--- The data ---

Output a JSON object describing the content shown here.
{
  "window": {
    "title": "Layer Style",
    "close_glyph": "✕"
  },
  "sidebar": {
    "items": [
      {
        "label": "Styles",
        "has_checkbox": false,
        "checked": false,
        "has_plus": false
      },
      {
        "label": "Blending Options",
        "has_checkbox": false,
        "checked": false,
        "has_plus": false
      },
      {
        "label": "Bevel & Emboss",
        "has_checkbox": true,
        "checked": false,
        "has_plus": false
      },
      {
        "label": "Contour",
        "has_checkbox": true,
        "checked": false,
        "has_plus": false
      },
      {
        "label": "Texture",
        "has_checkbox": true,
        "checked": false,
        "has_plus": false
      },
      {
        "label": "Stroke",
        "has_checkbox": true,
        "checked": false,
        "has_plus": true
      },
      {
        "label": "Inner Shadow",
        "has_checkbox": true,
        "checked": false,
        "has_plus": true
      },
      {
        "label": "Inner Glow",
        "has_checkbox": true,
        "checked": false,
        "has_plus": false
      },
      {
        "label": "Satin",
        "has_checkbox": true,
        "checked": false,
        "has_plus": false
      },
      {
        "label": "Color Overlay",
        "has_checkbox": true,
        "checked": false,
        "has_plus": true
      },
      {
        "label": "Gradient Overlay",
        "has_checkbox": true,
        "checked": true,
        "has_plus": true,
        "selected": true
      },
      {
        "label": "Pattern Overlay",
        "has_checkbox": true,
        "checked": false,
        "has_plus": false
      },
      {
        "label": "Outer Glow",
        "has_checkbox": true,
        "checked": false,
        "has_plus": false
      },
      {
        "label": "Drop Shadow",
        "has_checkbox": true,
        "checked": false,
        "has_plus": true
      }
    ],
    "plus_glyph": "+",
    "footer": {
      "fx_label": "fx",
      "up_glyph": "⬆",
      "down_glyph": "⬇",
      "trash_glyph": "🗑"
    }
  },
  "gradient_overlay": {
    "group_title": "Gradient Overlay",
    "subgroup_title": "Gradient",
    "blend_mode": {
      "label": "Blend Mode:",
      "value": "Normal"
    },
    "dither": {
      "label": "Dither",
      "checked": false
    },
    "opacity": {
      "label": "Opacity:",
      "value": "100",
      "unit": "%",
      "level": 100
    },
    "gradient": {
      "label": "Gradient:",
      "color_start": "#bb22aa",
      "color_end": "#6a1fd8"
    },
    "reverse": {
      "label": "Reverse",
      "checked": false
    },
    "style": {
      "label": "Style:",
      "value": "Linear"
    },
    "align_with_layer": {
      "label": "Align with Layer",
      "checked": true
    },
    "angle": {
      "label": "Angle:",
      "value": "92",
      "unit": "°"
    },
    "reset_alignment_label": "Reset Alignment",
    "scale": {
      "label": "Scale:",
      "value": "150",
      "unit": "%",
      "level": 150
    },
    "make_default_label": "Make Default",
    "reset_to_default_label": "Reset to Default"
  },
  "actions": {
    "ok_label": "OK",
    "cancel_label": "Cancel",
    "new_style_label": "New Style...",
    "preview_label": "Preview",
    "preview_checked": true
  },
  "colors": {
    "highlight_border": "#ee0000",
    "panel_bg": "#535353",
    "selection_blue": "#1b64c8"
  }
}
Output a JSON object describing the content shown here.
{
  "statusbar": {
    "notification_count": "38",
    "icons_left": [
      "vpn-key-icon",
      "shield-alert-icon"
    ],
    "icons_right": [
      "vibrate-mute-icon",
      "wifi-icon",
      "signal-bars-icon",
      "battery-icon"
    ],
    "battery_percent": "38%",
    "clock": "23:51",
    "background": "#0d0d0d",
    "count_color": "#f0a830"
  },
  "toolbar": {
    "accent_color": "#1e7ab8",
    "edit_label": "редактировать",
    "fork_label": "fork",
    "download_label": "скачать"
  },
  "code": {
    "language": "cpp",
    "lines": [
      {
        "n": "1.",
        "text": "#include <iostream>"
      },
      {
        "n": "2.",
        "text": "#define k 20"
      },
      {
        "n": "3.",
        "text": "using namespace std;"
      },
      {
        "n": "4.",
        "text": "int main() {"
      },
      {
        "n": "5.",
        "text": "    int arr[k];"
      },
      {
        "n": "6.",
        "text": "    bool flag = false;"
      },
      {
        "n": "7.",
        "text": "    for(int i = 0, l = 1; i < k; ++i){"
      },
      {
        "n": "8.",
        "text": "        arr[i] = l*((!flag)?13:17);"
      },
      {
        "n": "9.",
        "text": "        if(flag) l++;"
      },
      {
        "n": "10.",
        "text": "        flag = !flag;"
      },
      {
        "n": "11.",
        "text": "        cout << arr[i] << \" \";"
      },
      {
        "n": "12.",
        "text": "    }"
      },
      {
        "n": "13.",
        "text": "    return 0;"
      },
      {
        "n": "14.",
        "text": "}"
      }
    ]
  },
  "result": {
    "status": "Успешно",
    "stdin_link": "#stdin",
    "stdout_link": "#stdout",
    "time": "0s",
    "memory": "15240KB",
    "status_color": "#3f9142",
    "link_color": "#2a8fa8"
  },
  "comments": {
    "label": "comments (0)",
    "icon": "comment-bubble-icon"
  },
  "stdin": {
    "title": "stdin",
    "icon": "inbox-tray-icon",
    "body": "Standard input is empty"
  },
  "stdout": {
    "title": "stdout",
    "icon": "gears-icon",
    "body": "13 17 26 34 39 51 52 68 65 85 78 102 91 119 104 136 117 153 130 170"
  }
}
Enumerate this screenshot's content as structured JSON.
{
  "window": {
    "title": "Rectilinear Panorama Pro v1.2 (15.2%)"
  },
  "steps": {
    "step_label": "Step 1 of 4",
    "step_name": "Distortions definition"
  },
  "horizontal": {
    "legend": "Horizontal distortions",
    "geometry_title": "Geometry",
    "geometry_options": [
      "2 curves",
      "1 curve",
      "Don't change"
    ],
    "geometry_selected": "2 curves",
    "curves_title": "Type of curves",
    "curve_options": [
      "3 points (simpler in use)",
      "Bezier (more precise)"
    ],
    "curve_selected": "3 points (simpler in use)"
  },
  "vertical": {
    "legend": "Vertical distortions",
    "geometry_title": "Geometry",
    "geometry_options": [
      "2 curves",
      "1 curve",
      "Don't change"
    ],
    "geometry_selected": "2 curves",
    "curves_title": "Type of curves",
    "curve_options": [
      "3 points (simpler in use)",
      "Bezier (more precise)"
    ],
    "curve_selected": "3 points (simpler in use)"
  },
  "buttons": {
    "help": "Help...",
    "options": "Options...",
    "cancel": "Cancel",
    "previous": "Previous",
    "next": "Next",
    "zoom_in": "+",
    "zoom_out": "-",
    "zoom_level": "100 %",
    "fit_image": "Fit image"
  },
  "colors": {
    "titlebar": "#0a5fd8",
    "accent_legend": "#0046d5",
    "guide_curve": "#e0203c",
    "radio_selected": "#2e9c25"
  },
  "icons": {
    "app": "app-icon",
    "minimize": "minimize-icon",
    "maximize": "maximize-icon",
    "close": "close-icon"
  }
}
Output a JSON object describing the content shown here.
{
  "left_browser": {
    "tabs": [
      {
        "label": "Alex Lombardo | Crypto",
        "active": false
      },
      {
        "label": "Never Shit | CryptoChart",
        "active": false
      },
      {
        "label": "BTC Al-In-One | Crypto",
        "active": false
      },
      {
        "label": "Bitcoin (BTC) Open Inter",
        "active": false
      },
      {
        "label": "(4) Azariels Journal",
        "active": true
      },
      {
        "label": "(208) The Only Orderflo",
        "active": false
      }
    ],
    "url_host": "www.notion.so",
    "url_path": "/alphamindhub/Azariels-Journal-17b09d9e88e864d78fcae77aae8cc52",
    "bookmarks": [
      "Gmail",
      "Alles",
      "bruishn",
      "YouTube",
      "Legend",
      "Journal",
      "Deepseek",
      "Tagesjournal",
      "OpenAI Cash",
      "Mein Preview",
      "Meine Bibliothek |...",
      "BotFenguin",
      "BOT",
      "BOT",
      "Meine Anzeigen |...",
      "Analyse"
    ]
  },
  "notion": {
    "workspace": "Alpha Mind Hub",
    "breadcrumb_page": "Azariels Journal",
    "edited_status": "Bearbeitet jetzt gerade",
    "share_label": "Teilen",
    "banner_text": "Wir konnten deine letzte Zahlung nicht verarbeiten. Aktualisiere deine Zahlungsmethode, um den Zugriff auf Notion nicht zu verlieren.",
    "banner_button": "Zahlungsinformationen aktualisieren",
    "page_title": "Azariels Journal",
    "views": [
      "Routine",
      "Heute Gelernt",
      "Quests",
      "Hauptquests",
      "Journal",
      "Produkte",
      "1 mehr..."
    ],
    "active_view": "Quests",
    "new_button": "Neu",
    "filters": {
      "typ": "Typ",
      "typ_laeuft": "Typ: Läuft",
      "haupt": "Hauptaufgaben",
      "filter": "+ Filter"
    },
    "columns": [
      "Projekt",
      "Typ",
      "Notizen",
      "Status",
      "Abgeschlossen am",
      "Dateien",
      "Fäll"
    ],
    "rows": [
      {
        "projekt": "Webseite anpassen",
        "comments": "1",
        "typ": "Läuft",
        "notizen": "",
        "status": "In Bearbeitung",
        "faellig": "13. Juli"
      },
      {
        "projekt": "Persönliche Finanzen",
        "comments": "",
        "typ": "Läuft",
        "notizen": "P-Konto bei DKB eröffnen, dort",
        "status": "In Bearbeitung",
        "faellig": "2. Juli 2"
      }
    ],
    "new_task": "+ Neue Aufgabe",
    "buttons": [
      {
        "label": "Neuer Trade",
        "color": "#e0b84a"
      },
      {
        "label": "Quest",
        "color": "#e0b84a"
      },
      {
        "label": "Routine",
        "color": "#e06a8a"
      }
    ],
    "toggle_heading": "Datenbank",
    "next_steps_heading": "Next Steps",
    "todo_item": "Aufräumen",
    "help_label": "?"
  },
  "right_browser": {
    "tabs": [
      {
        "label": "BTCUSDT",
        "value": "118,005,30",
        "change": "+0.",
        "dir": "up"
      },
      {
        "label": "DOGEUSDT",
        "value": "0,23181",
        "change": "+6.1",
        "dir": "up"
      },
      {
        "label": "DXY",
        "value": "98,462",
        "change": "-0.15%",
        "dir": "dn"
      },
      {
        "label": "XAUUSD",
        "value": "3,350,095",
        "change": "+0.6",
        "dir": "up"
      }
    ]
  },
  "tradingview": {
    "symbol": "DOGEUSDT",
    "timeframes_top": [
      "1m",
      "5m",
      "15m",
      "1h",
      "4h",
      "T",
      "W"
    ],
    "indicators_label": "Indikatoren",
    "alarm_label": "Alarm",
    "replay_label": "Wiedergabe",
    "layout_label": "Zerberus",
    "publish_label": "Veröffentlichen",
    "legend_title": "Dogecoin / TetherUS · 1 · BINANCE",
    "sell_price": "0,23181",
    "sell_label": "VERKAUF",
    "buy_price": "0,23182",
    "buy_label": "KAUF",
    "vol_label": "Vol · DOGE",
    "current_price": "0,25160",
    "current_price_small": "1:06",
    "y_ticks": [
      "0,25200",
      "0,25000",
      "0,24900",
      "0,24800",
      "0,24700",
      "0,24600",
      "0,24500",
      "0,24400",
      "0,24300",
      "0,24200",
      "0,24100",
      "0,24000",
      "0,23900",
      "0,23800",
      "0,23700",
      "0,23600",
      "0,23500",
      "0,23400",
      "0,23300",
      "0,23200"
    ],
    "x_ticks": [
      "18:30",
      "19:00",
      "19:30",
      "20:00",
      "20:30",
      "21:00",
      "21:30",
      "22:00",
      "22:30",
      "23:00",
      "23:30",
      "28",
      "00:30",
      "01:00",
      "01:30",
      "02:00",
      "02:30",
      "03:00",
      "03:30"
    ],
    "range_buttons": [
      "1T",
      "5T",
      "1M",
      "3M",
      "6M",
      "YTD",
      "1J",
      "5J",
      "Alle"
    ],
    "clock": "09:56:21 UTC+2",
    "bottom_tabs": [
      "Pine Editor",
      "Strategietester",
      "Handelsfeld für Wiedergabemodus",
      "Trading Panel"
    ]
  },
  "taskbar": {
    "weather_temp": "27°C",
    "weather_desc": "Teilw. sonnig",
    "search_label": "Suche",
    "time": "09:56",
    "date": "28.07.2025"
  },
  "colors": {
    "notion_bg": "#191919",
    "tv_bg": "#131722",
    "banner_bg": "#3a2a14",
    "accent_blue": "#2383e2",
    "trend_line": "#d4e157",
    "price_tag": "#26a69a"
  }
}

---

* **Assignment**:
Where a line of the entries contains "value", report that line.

* **Solved problem**:
      "value": "Normal"
      "value": "100",
      "value": "Linear"
      "value": "92",
      "value": "150",
        "value": "118,005,30",
        "value": "0,23181",
        "value": "98,462",
        "value": "3,350,095",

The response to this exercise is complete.